But the potential health risks of poor oral health don’t stop inside the mouth. Gum disease is increasingly becoming linked with other, more serious health conditions, such as stroke, heart disease, and diabetes.

Is tooth loss inevitable?

For many, the conception has always been that losing one’s teeth is something which occurs naturally with age; however, this is not the case.

Losing your teeth is not something that just happens with age,’ Karen tells us, ‘it is a result of failing to look after them properly across a lifetime. If you look after your teeth and gums well there is no reason that you should not keep your teeth for a whole lifetime.'

Hidden sugars

Our environment is in many ways more conducive to better oral health than it has been previously. Today, as Karen mentioned, our knowledge is obviously better than it has been in previous decades; and dental services are more accessible.

So what does she think are the biggest challenges to dental health we face today?

Dental decay caused by the consumption of sugar too frequently in our daily diet. Sugar comes in many forms and is often ‘hidden’ in the things we eat or drink. We need to be more aware of what we are consuming to try to limit the effect sugar is having on our oral health.

The danger of ‘hidden’ sugars is perhaps most prevalent in the choices we make when we eat and drink out. In February 2016, a report appeared in the Telegraph which revealed the high content of sugar in a range of beverages from popular chains.

Whereas in the supermarket, information about the sugar content of the product we’re buying may be easily accessible, this is not always the case when we stop for refreshments on the high street.
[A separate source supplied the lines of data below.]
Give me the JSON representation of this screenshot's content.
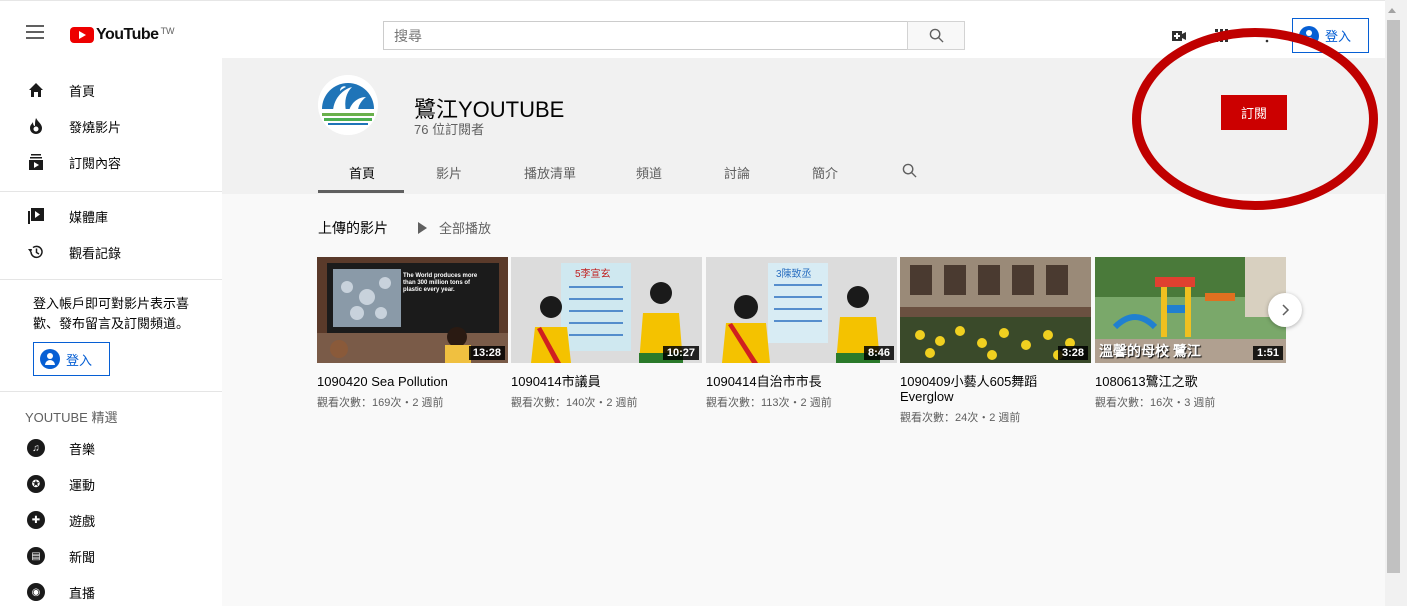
{
  "header": {
    "logo_text": "YouTube",
    "logo_region": "TW",
    "search_placeholder": "搜尋",
    "signin_label": "登入"
  },
  "sidebar": {
    "items": [
      {
        "label": "首頁",
        "icon": "home-icon"
      },
      {
        "label": "發燒影片",
        "icon": "trending-icon"
      },
      {
        "label": "訂閱內容",
        "icon": "subscriptions-icon"
      },
      {
        "label": "媒體庫",
        "icon": "library-icon"
      },
      {
        "label": "觀看記錄",
        "icon": "history-icon"
      }
    ],
    "note": "登入帳戶即可對影片表示喜歡、發布留言及訂閱頻道。",
    "signin_label": "登入",
    "section_title": "YOUTUBE 精選",
    "featured": [
      {
        "label": "音樂",
        "icon": "music-icon"
      },
      {
        "label": "運動",
        "icon": "sports-icon"
      },
      {
        "label": "遊戲",
        "icon": "gaming-icon"
      },
      {
        "label": "新聞",
        "icon": "news-icon"
      },
      {
        "label": "直播",
        "icon": "live-icon"
      }
    ]
  },
  "channel": {
    "name": "鷺江YOUTUBE",
    "subscribers": "76 位訂閱者",
    "subscribe_label": "訂閱",
    "tabs": [
      "首頁",
      "影片",
      "播放清單",
      "頻道",
      "討論",
      "簡介"
    ],
    "active_tab": "首頁"
  },
  "uploads": {
    "title": "上傳的影片",
    "play_all": "全部播放",
    "videos": [
      {
        "title": "1090420 Sea Pollution",
        "meta": "觀看次數：169次・2 週前",
        "duration": "13:28",
        "thumb_text": "The World produces more than 300 million tons of plastic every year."
      },
      {
        "title": "1090414市議員",
        "meta": "觀看次數：140次・2 週前",
        "duration": "10:27",
        "thumb_text": "5李宣玄"
      },
      {
        "title": "1090414自治市市長",
        "meta": "觀看次數：113次・2 週前",
        "duration": "8:46",
        "thumb_text": "3陳致丞"
      },
      {
        "title": "1090409小藝人605舞蹈 Everglow",
        "meta": "觀看次數：24次・2 週前",
        "duration": "3:28",
        "thumb_text": ""
      },
      {
        "title": "1080613鷺江之歌",
        "meta": "觀看次數：16次・3 週前",
        "duration": "1:51",
        "thumb_text": "溫馨的母校 鷺江"
      }
    ]
  },
  "colors": {
    "subscribe": "#cc0000",
    "link_blue": "#065fd4",
    "annotation_oval": "#c00000"
  }
}
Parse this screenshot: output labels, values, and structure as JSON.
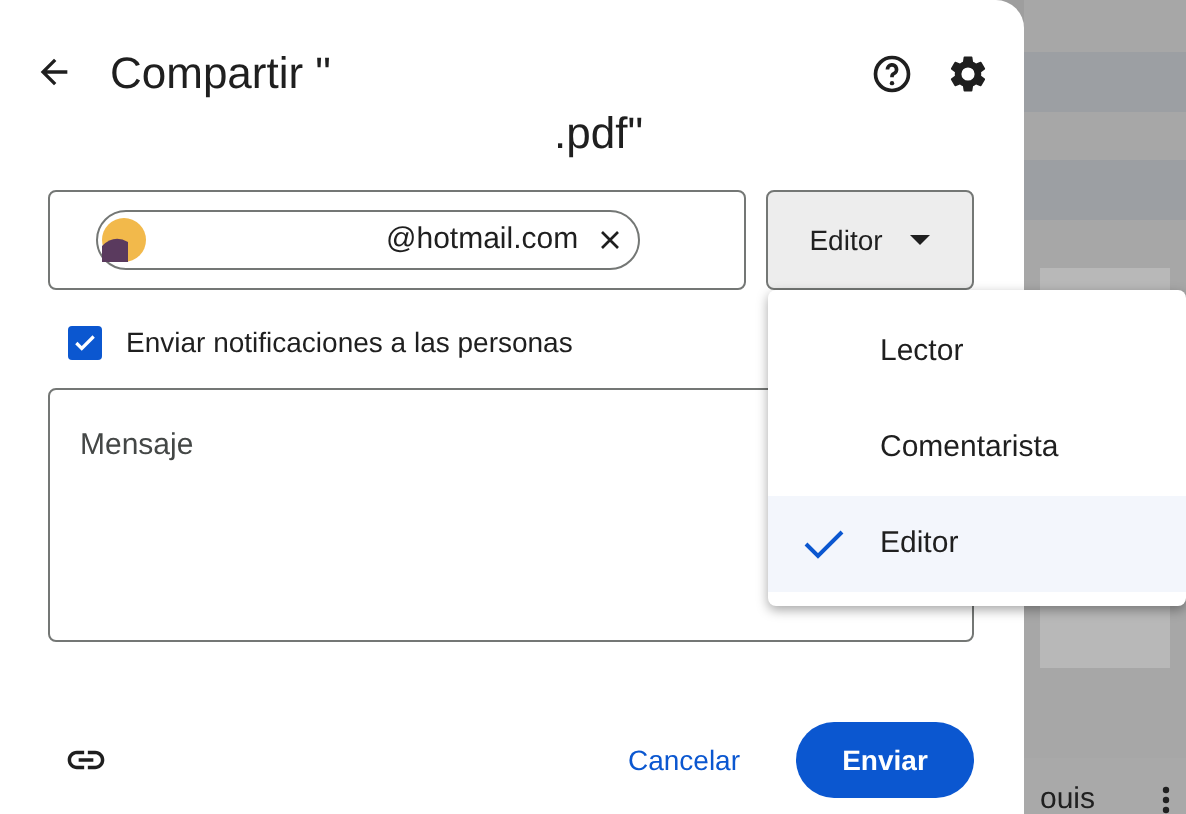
{
  "dialog": {
    "title_line_1": "Compartir \"",
    "title_line_2": ".pdf\"",
    "recipient": {
      "email": "@hotmail.com"
    },
    "role_button": {
      "label": "Editor"
    },
    "notify": {
      "label": "Enviar notificaciones a las personas",
      "checked": true
    },
    "message": {
      "placeholder": "Mensaje"
    },
    "buttons": {
      "cancel": "Cancelar",
      "send": "Enviar"
    }
  },
  "role_menu": [
    {
      "label": "Lector",
      "selected": false
    },
    {
      "label": "Comentarista",
      "selected": false
    },
    {
      "label": "Editor",
      "selected": true
    }
  ],
  "background": {
    "file_name": "ouis"
  }
}
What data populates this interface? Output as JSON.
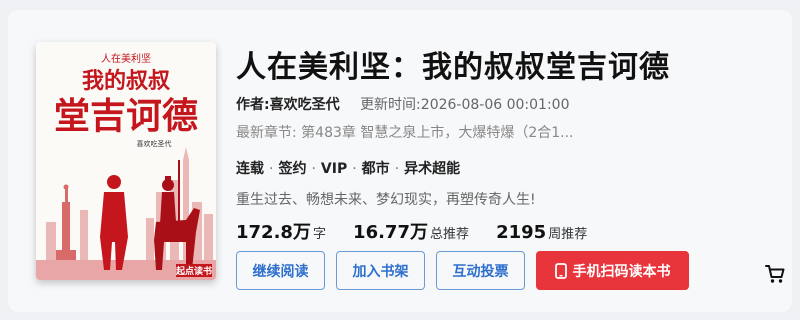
{
  "book": {
    "title": "人在美利坚：我的叔叔堂吉诃德",
    "author_label": "作者:",
    "author": "喜欢吃圣代",
    "update_label": "更新时间:",
    "update_time": "2026-08-06 00:01:00",
    "latest_chapter": "最新章节: 第483章 智慧之泉上市，大爆特爆（2合1...",
    "tags": [
      "连载",
      "签约",
      "VIP",
      "都市",
      "异术超能"
    ],
    "intro": "重生过去、畅想未来、梦幻现实，再塑传奇人生!",
    "stats": {
      "words_num": "172.8万",
      "words_unit": "字",
      "total_rec_num": "16.77万",
      "total_rec_unit": "总推荐",
      "week_rec_num": "2195",
      "week_rec_unit": "周推荐"
    }
  },
  "cover": {
    "top_line": "人在美利坚",
    "title_line1": "我的叔叔",
    "title_line2": "堂吉诃德",
    "author_line": "喜欢吃圣代",
    "badge": "起点读书",
    "accent_color": "#d42020"
  },
  "buttons": {
    "read": "继续阅读",
    "shelf": "加入书架",
    "vote": "互动投票",
    "mobile": "手机扫码读本书"
  },
  "icons": {
    "phone": "mobile-phone-icon",
    "cart": "shopping-cart-icon"
  },
  "colors": {
    "primary_red": "#e8343b",
    "link_blue": "#2d6fcc"
  }
}
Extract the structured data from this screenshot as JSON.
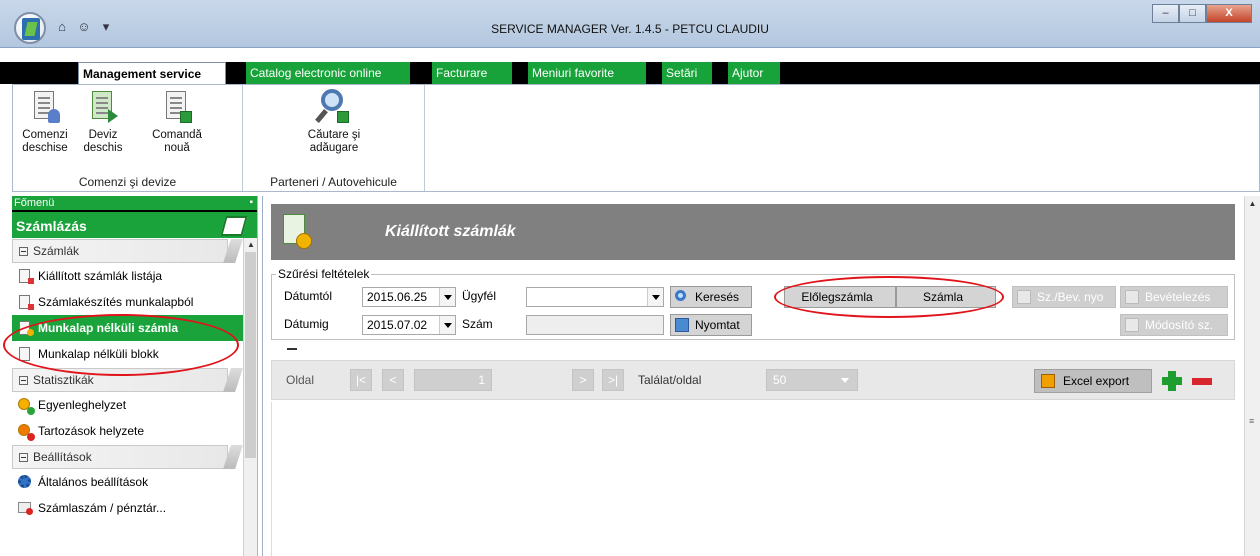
{
  "window": {
    "title": "SERVICE MANAGER Ver. 1.4.5 - PETCU CLAUDIU",
    "minimize": "–",
    "maximize": "□",
    "close": "X"
  },
  "ribbon": {
    "tabs": [
      {
        "label": "Management service"
      },
      {
        "label": "Catalog electronic online"
      },
      {
        "label": "Facturare"
      },
      {
        "label": "Meniuri favorite"
      },
      {
        "label": "Setări"
      },
      {
        "label": "Ajutor"
      }
    ],
    "groups": [
      {
        "title": "Comenzi şi devize",
        "buttons": [
          {
            "line1": "Comenzi",
            "line2": "deschise"
          },
          {
            "line1": "Deviz",
            "line2": "deschis"
          },
          {
            "line1": "Comandă",
            "line2": "nouă"
          }
        ]
      },
      {
        "title": "Parteneri / Autovehicule",
        "buttons": [
          {
            "line1": "Căutare şi",
            "line2": "adăugare"
          }
        ]
      }
    ]
  },
  "leftnav": {
    "header": "Főmenü",
    "section_title": "Számlázás",
    "groups": [
      {
        "label": "Számlák"
      },
      {
        "label": "Statisztikák"
      },
      {
        "label": "Beállítások"
      }
    ],
    "items": [
      {
        "label": "Kiállított számlák listája"
      },
      {
        "label": "Számlakészítés munkalapból"
      },
      {
        "label": "Munkalap nélküli számla"
      },
      {
        "label": "Munkalap nélküli blokk"
      },
      {
        "label": "Egyenleghelyzet"
      },
      {
        "label": "Tartozások helyzete"
      },
      {
        "label": "Általános beállítások"
      },
      {
        "label": "Számlaszám / pénztár..."
      }
    ]
  },
  "main": {
    "page_title": "Kiállított számlák",
    "filters": {
      "legend": "Szűrési feltételek",
      "date_from_label": "Dátumtól",
      "date_from_value": "2015.06.25",
      "date_to_label": "Dátumig",
      "date_to_value": "2015.07.02",
      "client_label": "Ügyfél",
      "client_value": "",
      "number_label": "Szám",
      "number_value": "",
      "search_button": "Keresés",
      "print_button": "Nyomtat",
      "advance_invoice_button": "Előlegszámla",
      "invoice_button": "Számla",
      "receipt_button": "Sz./Bev. nyo",
      "cash_in_button": "Bevételezés",
      "modify_button": "Módosító sz."
    },
    "pager": {
      "page_label": "Oldal",
      "first": "|<",
      "prev": "<",
      "page_value": "1",
      "next": ">",
      "last": ">|",
      "per_page_label": "Találat/oldal",
      "per_page_value": "50",
      "excel_button": "Excel export"
    }
  }
}
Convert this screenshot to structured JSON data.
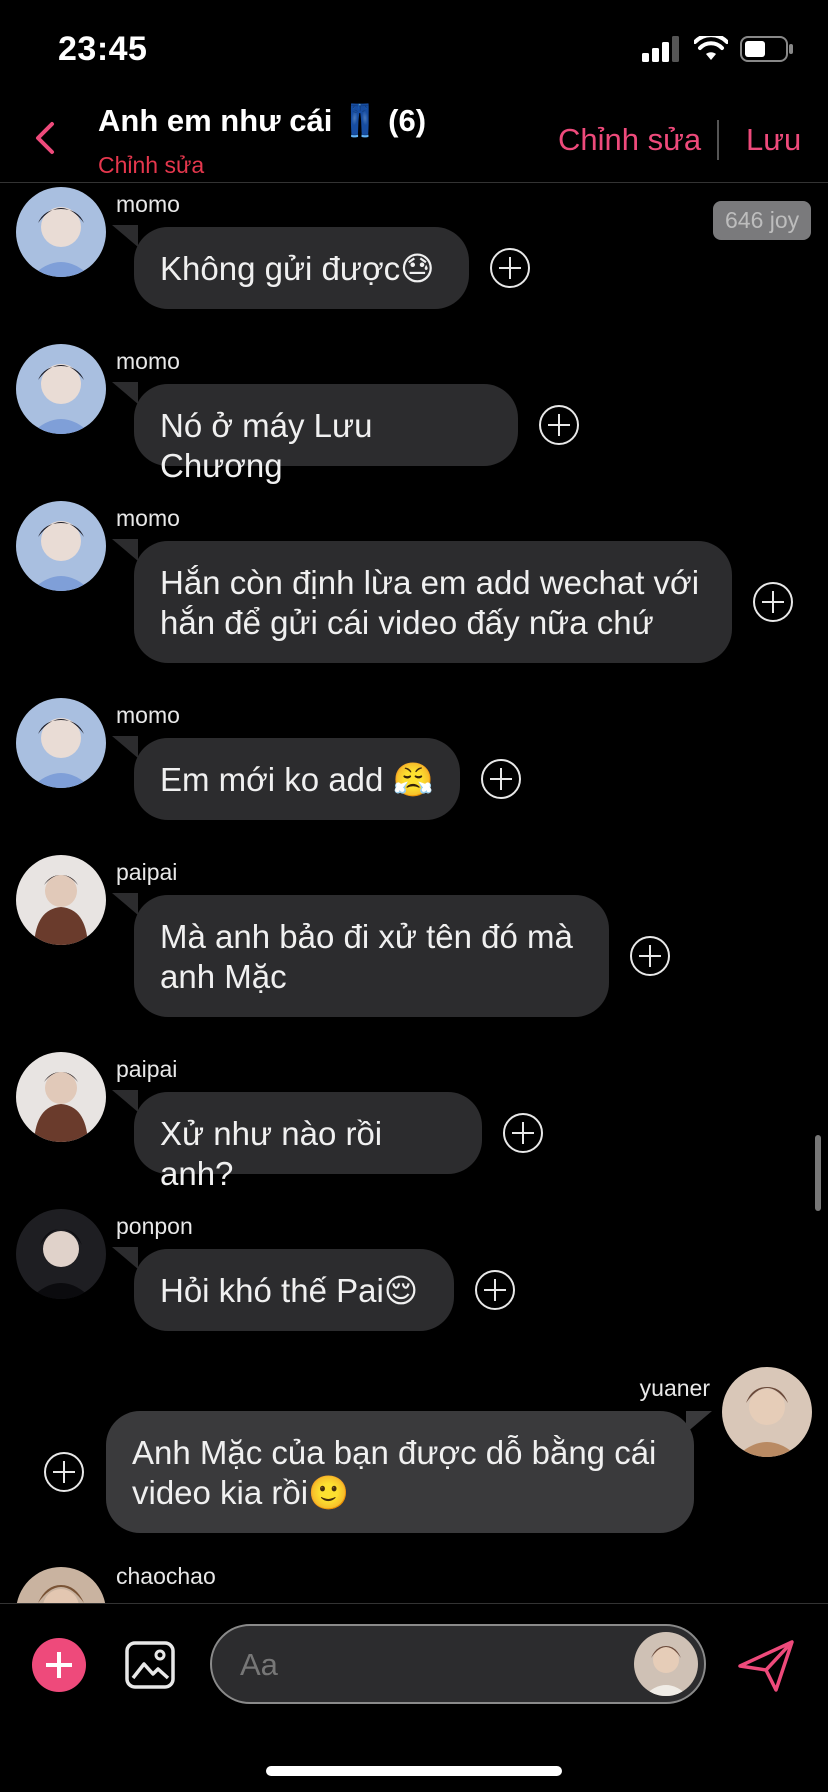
{
  "status": {
    "time": "23:45"
  },
  "header": {
    "title": "Anh em như cái 👖 (6)",
    "subtitle": "Chỉnh sửa",
    "edit_label": "Chỉnh sửa",
    "save_label": "Lưu",
    "accent": "#ee4a7b"
  },
  "badge": {
    "text": "646 joy"
  },
  "messages": [
    {
      "sender": "momo",
      "text": "Không gửi được😓"
    },
    {
      "sender": "momo",
      "text": "Nó ở máy Lưu Chương"
    },
    {
      "sender": "momo",
      "text": "Hắn còn định lừa em add wechat với hắn để gửi cái video đấy nữa chứ"
    },
    {
      "sender": "momo",
      "text": "Em mới ko add 😤"
    },
    {
      "sender": "paipai",
      "text": "Mà anh bảo đi xử tên đó mà anh Mặc"
    },
    {
      "sender": "paipai",
      "text": "Xử như nào rồi anh?"
    },
    {
      "sender": "ponpon",
      "text": "Hỏi khó thế Pai😌"
    },
    {
      "sender": "yuaner",
      "text": "Anh Mặc của bạn được dỗ bằng cái video kia rồi🙂"
    },
    {
      "sender": "chaochao",
      "text": ""
    }
  ],
  "composer": {
    "placeholder": "Aa"
  }
}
Not making sugar-rich drinks a habit, and opting for choices which don’t come pre-loaded with sugar (so you can sparingly add your own if required) are orally healthier courses of action.

Putting services to use

It may have been the case in previous decades that dental health services were not always available to everyone; today however, while these services are widely available, not everyone makes use of them. As Karen explains:

Another big threat to oral health is gum disease caused by poor oral hygiene and infrequent visits to the dentist or hygienist. We need to make sure we are visiting our dentist regularly, as often as they recommend, so that they can identify and help limit the impact of any problems.’

One of the other great misconceptions, particularly among older adults whose dental health might be failing them, is that it’s too late to turn their oral hygiene habits around, and that nothing they do at such a late stage can make a difference.

But, Karen explains, maintaining good oral hygiene practices is beneficial at any age:

It is never too late for people to address their oral health. At any age it is important to understand that you can take important steps to rectify problems and prevent further problems from happening in the future.’

Adopting a diet which contains less sugary and acidic foods and drinks and reducing the frequency that they are consumed will have a positive effect at any age, as will a better oral hygiene routine at home.’

Good oral health practices will typically include:

  • brushing before going to bed and on at least one other occasion throughout the course of the day
  • using floss or an interdental brush to clean between teeth at least once daily
  • making and keeping to regular appointments at the dentist, be it every three, six or 12 months (as recommended by your dental practitioner)
  • not smoking or quitting if you do smoke
  • and maintaining a healthy, balanced diet, keeping sugary or alcoholic drinks within sensible limits

To find more information on healthy dental practices, and to learn more about National Smile Month, visit the British Dental Health Foundation website.


OECD. Inequalities in Dentist Consultations. Health at a Glance. 2013

Adult Dental Health Survey. HSCIC. 2009.

Murray, J. et al. The Prevention of Oral Disease. Oxford University Press. 2013.

Adult Dental Health Survey. Office for National Statistics. 1998.

Steele, J.G. et al. Adult Dental Health Survey: Total Tooth Loss in the United Kingdom in 1998 and Implications for the Future. British Dental Journal. 2000.